> Requirement
Could you return the data that follows exactly, minus the images?

> Extracted entries
• • • •
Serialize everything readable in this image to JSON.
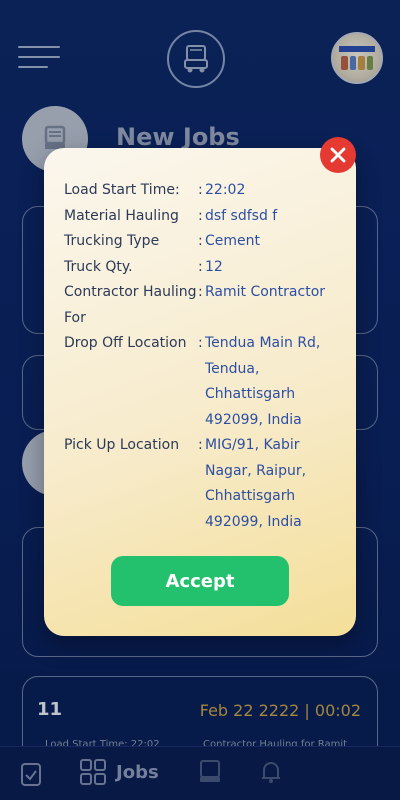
{
  "header": {
    "menu_icon": "hamburger-icon",
    "logo_icon": "truck-icon",
    "avatar_icon": "profile-avatar"
  },
  "section": {
    "title": "New Jobs"
  },
  "cards": [
    {
      "number": "11",
      "date": "Feb 22 2222 | 00:02",
      "left_label": "Load Start Time: 22:02",
      "right_label": "Contractor Hauling for Ramit"
    }
  ],
  "modal": {
    "rows": [
      {
        "label": "Load Start Time:",
        "value": "22:02"
      },
      {
        "label": "Material Hauling",
        "value": "dsf sdfsd f"
      },
      {
        "label": "Trucking Type",
        "value": "Cement"
      },
      {
        "label": "Truck Qty.",
        "value": "12"
      },
      {
        "label": "Contractor Hauling For",
        "value": "Ramit Contractor"
      },
      {
        "label": "Drop Off Location",
        "value": "Tendua Main Rd, Tendua, Chhattisgarh 492099, India"
      },
      {
        "label": "Pick Up Location",
        "value": "MIG/91, Kabir Nagar, Raipur, Chhattisgarh 492099, India"
      }
    ],
    "accept_label": "Accept",
    "close_icon": "close-icon"
  },
  "bottom_nav": {
    "jobs_label": "Jobs"
  },
  "colors": {
    "background": "#0b2566",
    "modal_accent": "#f4df99",
    "accept": "#23c16d",
    "close": "#e53a32",
    "value_text": "#2d4fa3"
  }
}
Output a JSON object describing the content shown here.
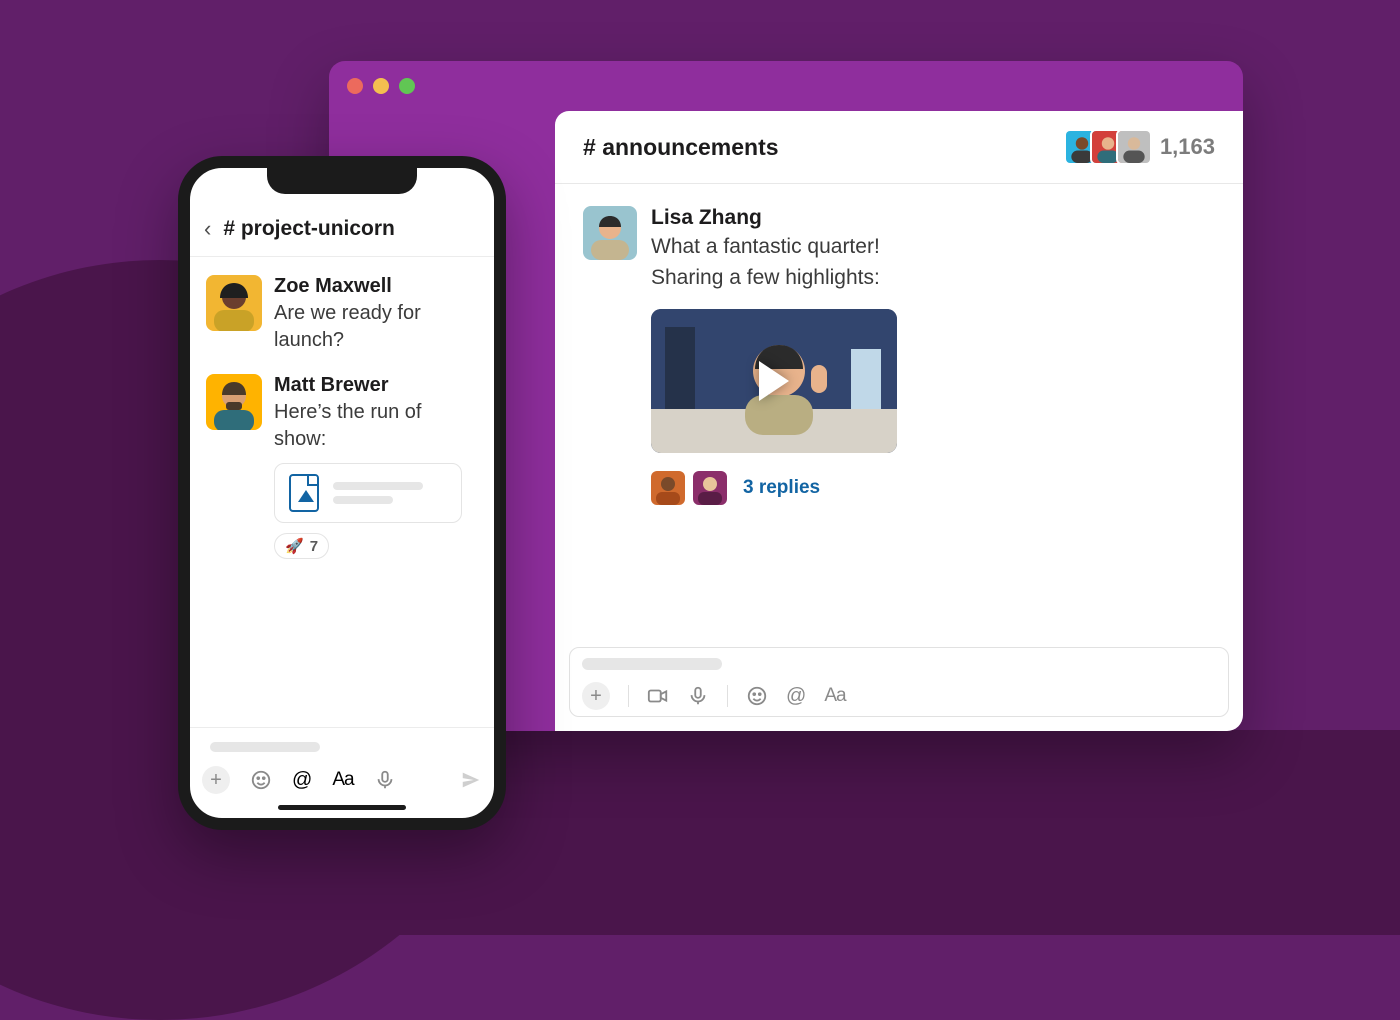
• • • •
> Solution
Serialize everything readable in this image to JSON.
{
  "header": {
    "menu_icon": "hamburger-icon",
    "logo_icon": "truck-icon",
    "avatar_icon": "profile-avatar"
  },
  "section": {
    "title": "New Jobs"
  },
  "cards": [
    {
      "number": "11",
      "date": "Feb 22 2222 | 00:02",
      "left_label": "Load Start Time: 22:02",
      "right_label": "Contractor Hauling for Ramit"
    }
  ],
  "modal": {
    "rows": [
      {
        "label": "Load Start Time:",
        "value": "22:02"
      },
      {
        "label": "Material Hauling",
        "value": "dsf sdfsd f"
      },
      {
        "label": "Trucking Type",
        "value": "Cement"
      },
      {
        "label": "Truck Qty.",
        "value": "12"
      },
      {
        "label": "Contractor Hauling For",
        "value": "Ramit Contractor"
      },
      {
        "label": "Drop Off Location",
        "value": "Tendua Main Rd, Tendua, Chhattisgarh 492099, India"
      },
      {
        "label": "Pick Up Location",
        "value": "MIG/91, Kabir Nagar, Raipur, Chhattisgarh 492099, India"
      }
    ],
    "accept_label": "Accept",
    "close_icon": "close-icon"
  },
  "bottom_nav": {
    "jobs_label": "Jobs"
  },
  "colors": {
    "background": "#0b2566",
    "modal_accent": "#f4df99",
    "accept": "#23c16d",
    "close": "#e53a32",
    "value_text": "#2d4fa3"
  }
}
Output a JSON object describing the content shown here.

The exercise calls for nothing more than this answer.